For years, Nosferatu in Venice was a rather uncommon title in the world of home video. I recall it being available from mail-order companies back in the ’90s (those marvelous grey market distributors who culled their oft-fuzzy NTSC transfers from oft-fuzzy international video sources), but I never got around to ordering it. Perhaps if I did then, I might have enjoyed it more, as I was younger and more inclined to perceive myself as “artistic”. I would have also been more impressed at the transfer of the movie included on this One 7 Movies DVD release, which presents the film in its intended theatrical aspect ratio with the original Italian-language credits. (Don’t be fooled by One 7’s weird retitling, Prince of the Night – this is still Nosferatu in Venice any way you cut it.)
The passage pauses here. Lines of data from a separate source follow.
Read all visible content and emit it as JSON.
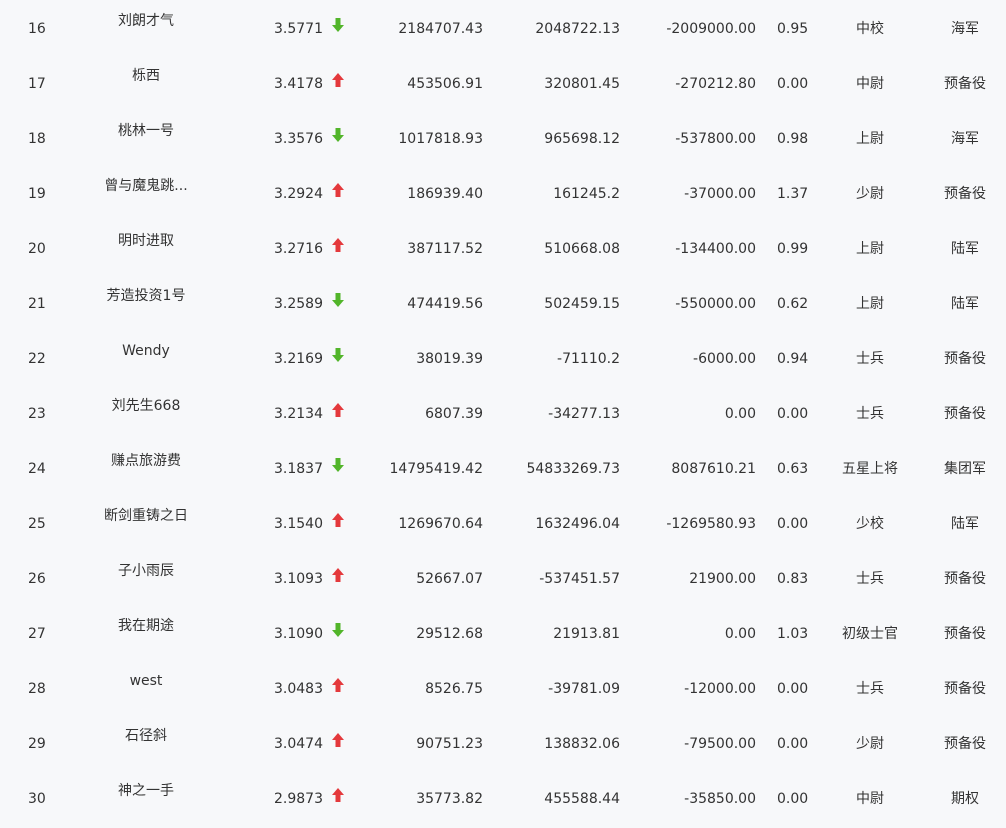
{
  "colors": {
    "up": "#e4393c",
    "down": "#52b52a",
    "text": "#333333",
    "background": "#f7f8fa"
  },
  "rows": [
    {
      "rank": "16",
      "name": "刘朗才气",
      "score": "3.5771",
      "trend": "down",
      "v1": "2184707.43",
      "v2": "2048722.13",
      "v3": "-2009000.00",
      "v4": "0.95",
      "military_rank": "中校",
      "branch": "海军"
    },
    {
      "rank": "17",
      "name": "栎西",
      "score": "3.4178",
      "trend": "up",
      "v1": "453506.91",
      "v2": "320801.45",
      "v3": "-270212.80",
      "v4": "0.00",
      "military_rank": "中尉",
      "branch": "预备役"
    },
    {
      "rank": "18",
      "name": "桃林一号",
      "score": "3.3576",
      "trend": "down",
      "v1": "1017818.93",
      "v2": "965698.12",
      "v3": "-537800.00",
      "v4": "0.98",
      "military_rank": "上尉",
      "branch": "海军"
    },
    {
      "rank": "19",
      "name": "曾与魔鬼跳...",
      "score": "3.2924",
      "trend": "up",
      "v1": "186939.40",
      "v2": "161245.2",
      "v3": "-37000.00",
      "v4": "1.37",
      "military_rank": "少尉",
      "branch": "预备役"
    },
    {
      "rank": "20",
      "name": "明时进取",
      "score": "3.2716",
      "trend": "up",
      "v1": "387117.52",
      "v2": "510668.08",
      "v3": "-134400.00",
      "v4": "0.99",
      "military_rank": "上尉",
      "branch": "陆军"
    },
    {
      "rank": "21",
      "name": "芳造投资1号",
      "score": "3.2589",
      "trend": "down",
      "v1": "474419.56",
      "v2": "502459.15",
      "v3": "-550000.00",
      "v4": "0.62",
      "military_rank": "上尉",
      "branch": "陆军"
    },
    {
      "rank": "22",
      "name": "Wendy",
      "score": "3.2169",
      "trend": "down",
      "v1": "38019.39",
      "v2": "-71110.2",
      "v3": "-6000.00",
      "v4": "0.94",
      "military_rank": "士兵",
      "branch": "预备役"
    },
    {
      "rank": "23",
      "name": "刘先生668",
      "score": "3.2134",
      "trend": "up",
      "v1": "6807.39",
      "v2": "-34277.13",
      "v3": "0.00",
      "v4": "0.00",
      "military_rank": "士兵",
      "branch": "预备役"
    },
    {
      "rank": "24",
      "name": "赚点旅游费",
      "score": "3.1837",
      "trend": "down",
      "v1": "14795419.42",
      "v2": "54833269.73",
      "v3": "8087610.21",
      "v4": "0.63",
      "military_rank": "五星上将",
      "branch": "集团军"
    },
    {
      "rank": "25",
      "name": "断剑重铸之日",
      "score": "3.1540",
      "trend": "up",
      "v1": "1269670.64",
      "v2": "1632496.04",
      "v3": "-1269580.93",
      "v4": "0.00",
      "military_rank": "少校",
      "branch": "陆军"
    },
    {
      "rank": "26",
      "name": "子小雨辰",
      "score": "3.1093",
      "trend": "up",
      "v1": "52667.07",
      "v2": "-537451.57",
      "v3": "21900.00",
      "v4": "0.83",
      "military_rank": "士兵",
      "branch": "预备役"
    },
    {
      "rank": "27",
      "name": "我在期途",
      "score": "3.1090",
      "trend": "down",
      "v1": "29512.68",
      "v2": "21913.81",
      "v3": "0.00",
      "v4": "1.03",
      "military_rank": "初级士官",
      "branch": "预备役"
    },
    {
      "rank": "28",
      "name": "west",
      "score": "3.0483",
      "trend": "up",
      "v1": "8526.75",
      "v2": "-39781.09",
      "v3": "-12000.00",
      "v4": "0.00",
      "military_rank": "士兵",
      "branch": "预备役"
    },
    {
      "rank": "29",
      "name": "石径斜",
      "score": "3.0474",
      "trend": "up",
      "v1": "90751.23",
      "v2": "138832.06",
      "v3": "-79500.00",
      "v4": "0.00",
      "military_rank": "少尉",
      "branch": "预备役"
    },
    {
      "rank": "30",
      "name": "神之一手",
      "score": "2.9873",
      "trend": "up",
      "v1": "35773.82",
      "v2": "455588.44",
      "v3": "-35850.00",
      "v4": "0.00",
      "military_rank": "中尉",
      "branch": "期权"
    }
  ]
}
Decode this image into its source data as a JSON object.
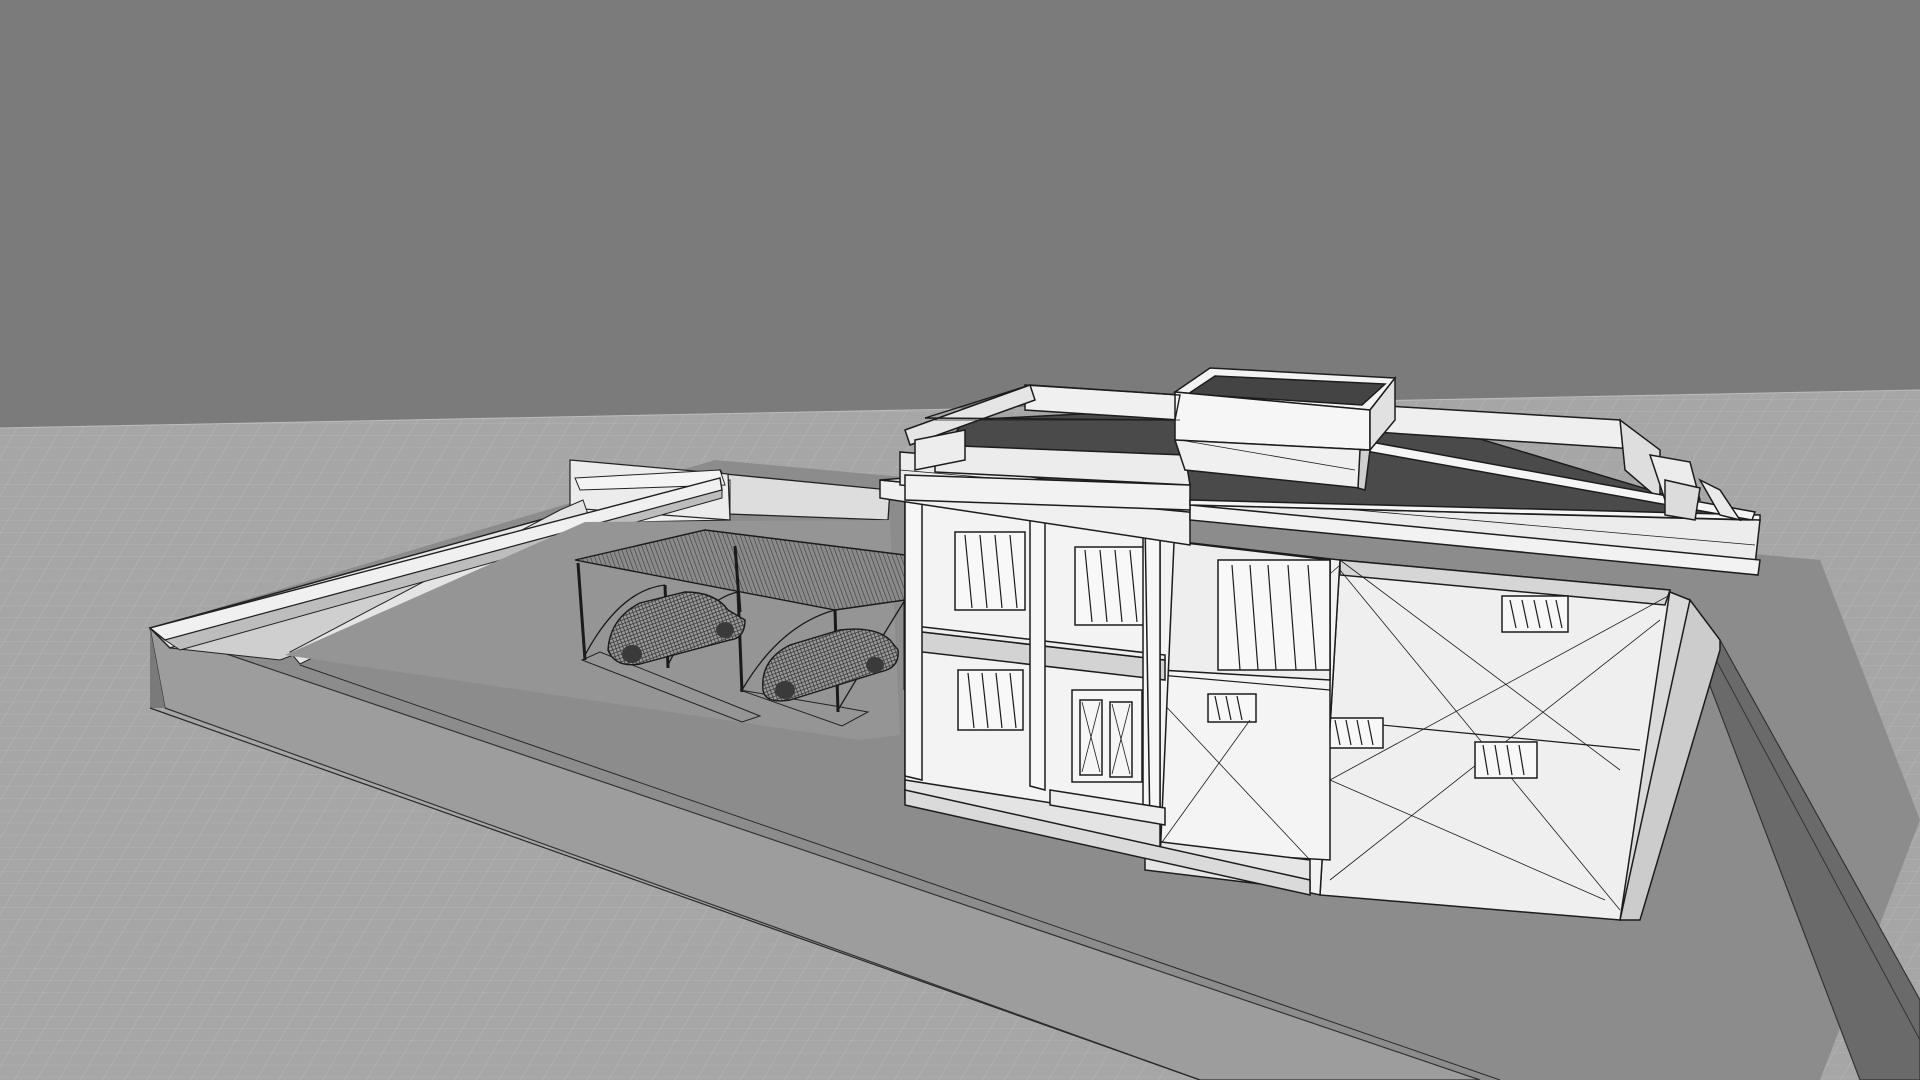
{
  "viewport": {
    "background_color": "#7b7b7b",
    "ground_color": "#a9a9a9",
    "grid_line_color": "#c8c8c8",
    "grid_major_color": "#d6d6d6"
  },
  "model": {
    "surface_light": "#f1f1f1",
    "surface_mid": "#dcdcdc",
    "surface_shadow": "#8f8f8f",
    "surface_dark": "#4a4a4a",
    "edge_color": "#222222",
    "icons": [
      "house-wireframe-model",
      "car-icon",
      "carport-canopy"
    ]
  }
}
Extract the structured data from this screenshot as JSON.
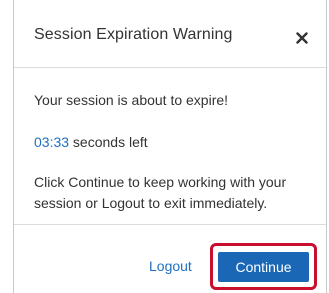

While the video transfer is definitely better than any ol’ VHS bootleg I could have picked up twenty years ago, I’m sad to say it ends there. Granted, the dual audio DVD does include the Italian-language dub (Italian movies are usually shot with its actors speaking English, phonetically or otherwise, and then dubbed into their native tongue), and there’s a short photo gallery included too, but the default English audio track for the feature film is as troubled as the film’s history and production itself.
(And then the avid fandubber invaded.)
Now, as a guy who spends too much time sitting in front of his computer engaged in the fine art of syncing audio from one source to the video of another – “fandubbing”, as some of us call it – I know that some tracks can be quite tricky. From the get-go, I could distinguish that One 7’s English audio had been taken from a videocassette source, evident by an unflattering warble sound amid the credits – something that could have been corrected simply by copying the music from the Italian audio track and pasting it in. And whereas I wouldn’t care so much about such a thing for a private fandubbing job, it’s a bit shoddy for a “professional” release such as this (and I use the term loosely).
Additionally, whoever the dolt responsible for syncing the English audio up to this video track was, he/she committed an unforgivable sin by filtering the hell out of it. A little filtering is OK if it reduces the humming and hissing so prominent in old videocassettes, but the noise reduction applied herein was strong that voices and sound effects now have an echoing and tinny quality that sounds akin to an MP3 file recorded in a very low, unappealing bitrate. Some people might not notice the aural imperfections as strongly as I did, having a pair of ears that are trained to discern such things, but it’s bad either way. I really have to wonder where the English audio track hailed from, and as to whether or not One 7 was behind the excessive noise filtering or not. (That said: One 7, I work cheap, do better work, and won’t expect a full salary if I quit on the first day.)
In short, Nosferatu in Venice (or Prince of the Night, if you really must call it that, though the title never appears onscreen) is a rarely-seen bad movie that has become even worse thanks to an unforgivably noticeable amount of noise reduction on the English audio track. Had the DVD sported some English-language subtitles for the Italian audio track, you could just switch those on and change tracks. Alas, such is not the case. (And I could have made fansubs for you too, One 7, just so you know.) Of course, Nosferatu in Venice isn’t a must-see item anyway, so I suppose none of this is entirely important.